• ASSIGNMENT
Write all entries out exactly, images excluded.
== Segment start ==
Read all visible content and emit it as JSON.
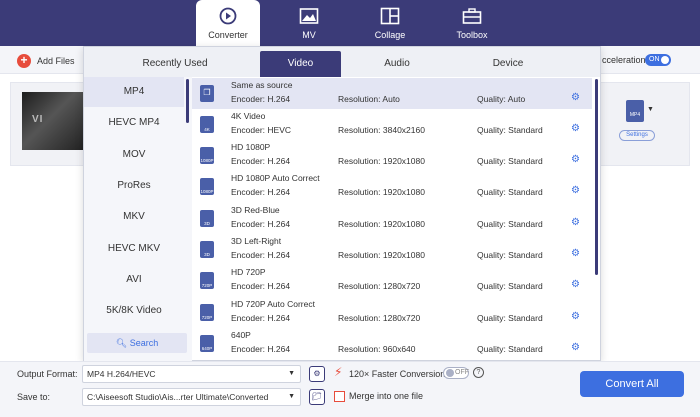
{
  "nav": {
    "items": [
      {
        "label": "Converter",
        "icon": "converter-icon"
      },
      {
        "label": "MV",
        "icon": "image-icon"
      },
      {
        "label": "Collage",
        "icon": "collage-icon"
      },
      {
        "label": "Toolbox",
        "icon": "toolbox-icon"
      }
    ]
  },
  "toolbar": {
    "add_files": "Add Files",
    "acceleration": "cceleration",
    "accel_toggle": "ON"
  },
  "file": {
    "thumb_text": "VI",
    "format_icon_text": "MP4",
    "settings": "Settings"
  },
  "panel": {
    "tabs": [
      "Recently Used",
      "Video",
      "Audio",
      "Device"
    ],
    "formats": [
      "MP4",
      "HEVC MP4",
      "MOV",
      "ProRes",
      "MKV",
      "HEVC MKV",
      "AVI",
      "5K/8K Video"
    ],
    "search": "Search",
    "presets": [
      {
        "name": "Same as source",
        "icon_text": "",
        "encoder": "Encoder: H.264",
        "resolution": "Resolution: Auto",
        "quality": "Quality: Auto"
      },
      {
        "name": "4K Video",
        "icon_text": "4K",
        "encoder": "Encoder: HEVC",
        "resolution": "Resolution: 3840x2160",
        "quality": "Quality: Standard"
      },
      {
        "name": "HD 1080P",
        "icon_text": "1080P",
        "encoder": "Encoder: H.264",
        "resolution": "Resolution: 1920x1080",
        "quality": "Quality: Standard"
      },
      {
        "name": "HD 1080P Auto Correct",
        "icon_text": "1080P",
        "encoder": "Encoder: H.264",
        "resolution": "Resolution: 1920x1080",
        "quality": "Quality: Standard"
      },
      {
        "name": "3D Red-Blue",
        "icon_text": "3D",
        "encoder": "Encoder: H.264",
        "resolution": "Resolution: 1920x1080",
        "quality": "Quality: Standard"
      },
      {
        "name": "3D Left-Right",
        "icon_text": "3D",
        "encoder": "Encoder: H.264",
        "resolution": "Resolution: 1920x1080",
        "quality": "Quality: Standard"
      },
      {
        "name": "HD 720P",
        "icon_text": "720P",
        "encoder": "Encoder: H.264",
        "resolution": "Resolution: 1280x720",
        "quality": "Quality: Standard"
      },
      {
        "name": "HD 720P Auto Correct",
        "icon_text": "720P",
        "encoder": "Encoder: H.264",
        "resolution": "Resolution: 1280x720",
        "quality": "Quality: Standard"
      },
      {
        "name": "640P",
        "icon_text": "640P",
        "encoder": "Encoder: H.264",
        "resolution": "Resolution: 960x640",
        "quality": "Quality: Standard"
      }
    ]
  },
  "bottom": {
    "output_format_label": "Output Format:",
    "output_format_value": "MP4 H.264/HEVC",
    "save_to_label": "Save to:",
    "save_to_value": "C:\\Aiseesoft Studio\\Ais...rter Ultimate\\Converted",
    "faster_conversion": "120× Faster Conversion",
    "faster_toggle": "OFF",
    "merge": "Merge into one file",
    "convert_all": "Convert All"
  },
  "colors": {
    "nav_bg": "#3b3b78",
    "accent": "#3d6fe0",
    "danger": "#e74c3c"
  }
}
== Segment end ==
• RESULT FOR THIS TASK
Read all visible content and emit it as JSON.
{
  "nav": {
    "items": [
      {
        "label": "Converter",
        "icon": "converter-icon"
      },
      {
        "label": "MV",
        "icon": "image-icon"
      },
      {
        "label": "Collage",
        "icon": "collage-icon"
      },
      {
        "label": "Toolbox",
        "icon": "toolbox-icon"
      }
    ]
  },
  "toolbar": {
    "add_files": "Add Files",
    "acceleration": "cceleration",
    "accel_toggle": "ON"
  },
  "file": {
    "thumb_text": "VI",
    "format_icon_text": "MP4",
    "settings": "Settings"
  },
  "panel": {
    "tabs": [
      "Recently Used",
      "Video",
      "Audio",
      "Device"
    ],
    "formats": [
      "MP4",
      "HEVC MP4",
      "MOV",
      "ProRes",
      "MKV",
      "HEVC MKV",
      "AVI",
      "5K/8K Video"
    ],
    "search": "Search",
    "presets": [
      {
        "name": "Same as source",
        "icon_text": "",
        "encoder": "Encoder: H.264",
        "resolution": "Resolution: Auto",
        "quality": "Quality: Auto"
      },
      {
        "name": "4K Video",
        "icon_text": "4K",
        "encoder": "Encoder: HEVC",
        "resolution": "Resolution: 3840x2160",
        "quality": "Quality: Standard"
      },
      {
        "name": "HD 1080P",
        "icon_text": "1080P",
        "encoder": "Encoder: H.264",
        "resolution": "Resolution: 1920x1080",
        "quality": "Quality: Standard"
      },
      {
        "name": "HD 1080P Auto Correct",
        "icon_text": "1080P",
        "encoder": "Encoder: H.264",
        "resolution": "Resolution: 1920x1080",
        "quality": "Quality: Standard"
      },
      {
        "name": "3D Red-Blue",
        "icon_text": "3D",
        "encoder": "Encoder: H.264",
        "resolution": "Resolution: 1920x1080",
        "quality": "Quality: Standard"
      },
      {
        "name": "3D Left-Right",
        "icon_text": "3D",
        "encoder": "Encoder: H.264",
        "resolution": "Resolution: 1920x1080",
        "quality": "Quality: Standard"
      },
      {
        "name": "HD 720P",
        "icon_text": "720P",
        "encoder": "Encoder: H.264",
        "resolution": "Resolution: 1280x720",
        "quality": "Quality: Standard"
      },
      {
        "name": "HD 720P Auto Correct",
        "icon_text": "720P",
        "encoder": "Encoder: H.264",
        "resolution": "Resolution: 1280x720",
        "quality": "Quality: Standard"
      },
      {
        "name": "640P",
        "icon_text": "640P",
        "encoder": "Encoder: H.264",
        "resolution": "Resolution: 960x640",
        "quality": "Quality: Standard"
      }
    ]
  },
  "bottom": {
    "output_format_label": "Output Format:",
    "output_format_value": "MP4 H.264/HEVC",
    "save_to_label": "Save to:",
    "save_to_value": "C:\\Aiseesoft Studio\\Ais...rter Ultimate\\Converted",
    "faster_conversion": "120× Faster Conversion",
    "faster_toggle": "OFF",
    "merge": "Merge into one file",
    "convert_all": "Convert All"
  },
  "colors": {
    "nav_bg": "#3b3b78",
    "accent": "#3d6fe0",
    "danger": "#e74c3c"
  }
}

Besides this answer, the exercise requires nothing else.